The Problem

Every now and then, for work, I have to provide data to a translation agency, because we need to support what we do in yet another language. It is important that we can reach more users in their native language.

This is not always as straightforward as it seems. The application is running multiple services in at least the same amount of tech stacks. In the one repository, our language files are deeply nested JSON files. In yet another repository it’s PHP files containing nested associative arrays.

So a single request from the translation agency to provide all the English texts sounds simple. But what they mean is

Can you send an excel spread sheet with the english texts in a column, so we can run it through Google Translate

They will not be happy with sending them a zip file with PHP and JSON files, with the request to please not f*ck up the keys, because otherwise the implementation on our side is screwed.

But the down side of a spreadsheet is the limitation to the amount of dimensions: 2. Also, it is really convinient to persist the keys, because not for every languange there is a native speaking developer at hand, who understands what these translations mean. And matching them back to the keys would be impossible (if we would even want to). And then additionally copy-pasting data ack and forth is not what makes someone happy (some hypocracy here, since that is what we actually do most of the time).

So lets solve the first problem of the dimensions by using dot-seperated keys. Basically this means that a nested file is turned in to a flat key: value file, where the nesting is represented by dots in the keys, like so

    a: {
        b: {
            c: [
                g: {

will be turned into

key value
a.b.c.0 1
a.b.c.1 ‘f’
a.b.c.2.g ’t'

Where we just simply use indexes for arrays.

Having this, we have something that we can provide to external parties. We leave the english text in for them.

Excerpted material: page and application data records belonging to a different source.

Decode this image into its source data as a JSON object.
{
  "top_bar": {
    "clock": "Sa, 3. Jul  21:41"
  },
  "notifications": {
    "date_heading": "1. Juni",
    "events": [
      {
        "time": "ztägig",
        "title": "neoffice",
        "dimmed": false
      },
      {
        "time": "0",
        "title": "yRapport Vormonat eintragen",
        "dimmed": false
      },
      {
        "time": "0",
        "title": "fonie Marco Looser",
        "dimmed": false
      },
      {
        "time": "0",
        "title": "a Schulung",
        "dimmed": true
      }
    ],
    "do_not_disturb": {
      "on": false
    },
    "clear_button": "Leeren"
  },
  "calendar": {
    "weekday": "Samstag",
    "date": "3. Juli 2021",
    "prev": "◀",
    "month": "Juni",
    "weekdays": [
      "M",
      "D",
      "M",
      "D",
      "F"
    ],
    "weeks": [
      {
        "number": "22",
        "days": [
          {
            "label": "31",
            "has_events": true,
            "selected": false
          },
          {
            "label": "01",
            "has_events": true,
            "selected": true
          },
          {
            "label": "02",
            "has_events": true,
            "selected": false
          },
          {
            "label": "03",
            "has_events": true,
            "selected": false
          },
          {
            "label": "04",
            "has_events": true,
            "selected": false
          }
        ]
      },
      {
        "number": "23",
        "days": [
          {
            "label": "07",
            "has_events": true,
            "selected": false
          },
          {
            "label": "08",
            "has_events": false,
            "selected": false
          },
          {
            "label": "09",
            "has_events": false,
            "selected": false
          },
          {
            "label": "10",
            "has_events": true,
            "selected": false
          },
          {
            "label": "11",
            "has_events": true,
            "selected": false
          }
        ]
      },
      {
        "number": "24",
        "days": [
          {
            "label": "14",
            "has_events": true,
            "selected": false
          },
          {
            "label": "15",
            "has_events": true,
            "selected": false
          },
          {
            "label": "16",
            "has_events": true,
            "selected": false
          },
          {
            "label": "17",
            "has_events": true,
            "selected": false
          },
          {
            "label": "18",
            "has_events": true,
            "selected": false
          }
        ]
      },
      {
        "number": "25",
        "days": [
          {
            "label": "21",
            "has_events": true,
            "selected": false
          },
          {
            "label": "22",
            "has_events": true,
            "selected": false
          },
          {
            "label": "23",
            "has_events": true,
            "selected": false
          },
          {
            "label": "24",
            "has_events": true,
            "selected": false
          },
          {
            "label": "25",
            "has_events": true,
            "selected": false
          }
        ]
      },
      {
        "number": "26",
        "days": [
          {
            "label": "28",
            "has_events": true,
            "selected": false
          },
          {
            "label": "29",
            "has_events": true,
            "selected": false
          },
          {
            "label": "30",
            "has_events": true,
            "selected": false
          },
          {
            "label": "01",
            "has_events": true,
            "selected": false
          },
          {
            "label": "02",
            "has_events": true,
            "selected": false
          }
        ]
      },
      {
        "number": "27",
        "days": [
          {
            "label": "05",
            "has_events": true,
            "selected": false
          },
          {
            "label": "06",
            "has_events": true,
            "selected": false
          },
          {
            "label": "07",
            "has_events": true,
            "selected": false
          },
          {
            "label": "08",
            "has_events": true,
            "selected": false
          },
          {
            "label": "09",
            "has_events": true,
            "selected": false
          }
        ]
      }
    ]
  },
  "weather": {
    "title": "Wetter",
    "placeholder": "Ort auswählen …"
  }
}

As long as they just ignore the keys, all should be fine.

When it is done, they will return something with the reference still to the keys (we explicitly ask them to not remove the column with the dot-seperated keys from the file, so it can be easiy mapped onto the intial values).

Then all that needs to be done is to unflatten the dot-seperated keys, ans transform it back into the PHP or JSON file.

The solution (at least for me; hope it helps…)

So I created a php-json-tool utility for this. Just call it with curl. Provide your file and the output format (check the examples). All data is streamed here, and nothing is stored, nor tracked.

If you prefer to do it yourself, feel free to run locally, fork, or provide feedback. The sources are on Gitlab:

Now, all that needs to be done, is put the file in the correct location. If not specified so already in the request (using --output in curl).

Stay Safe!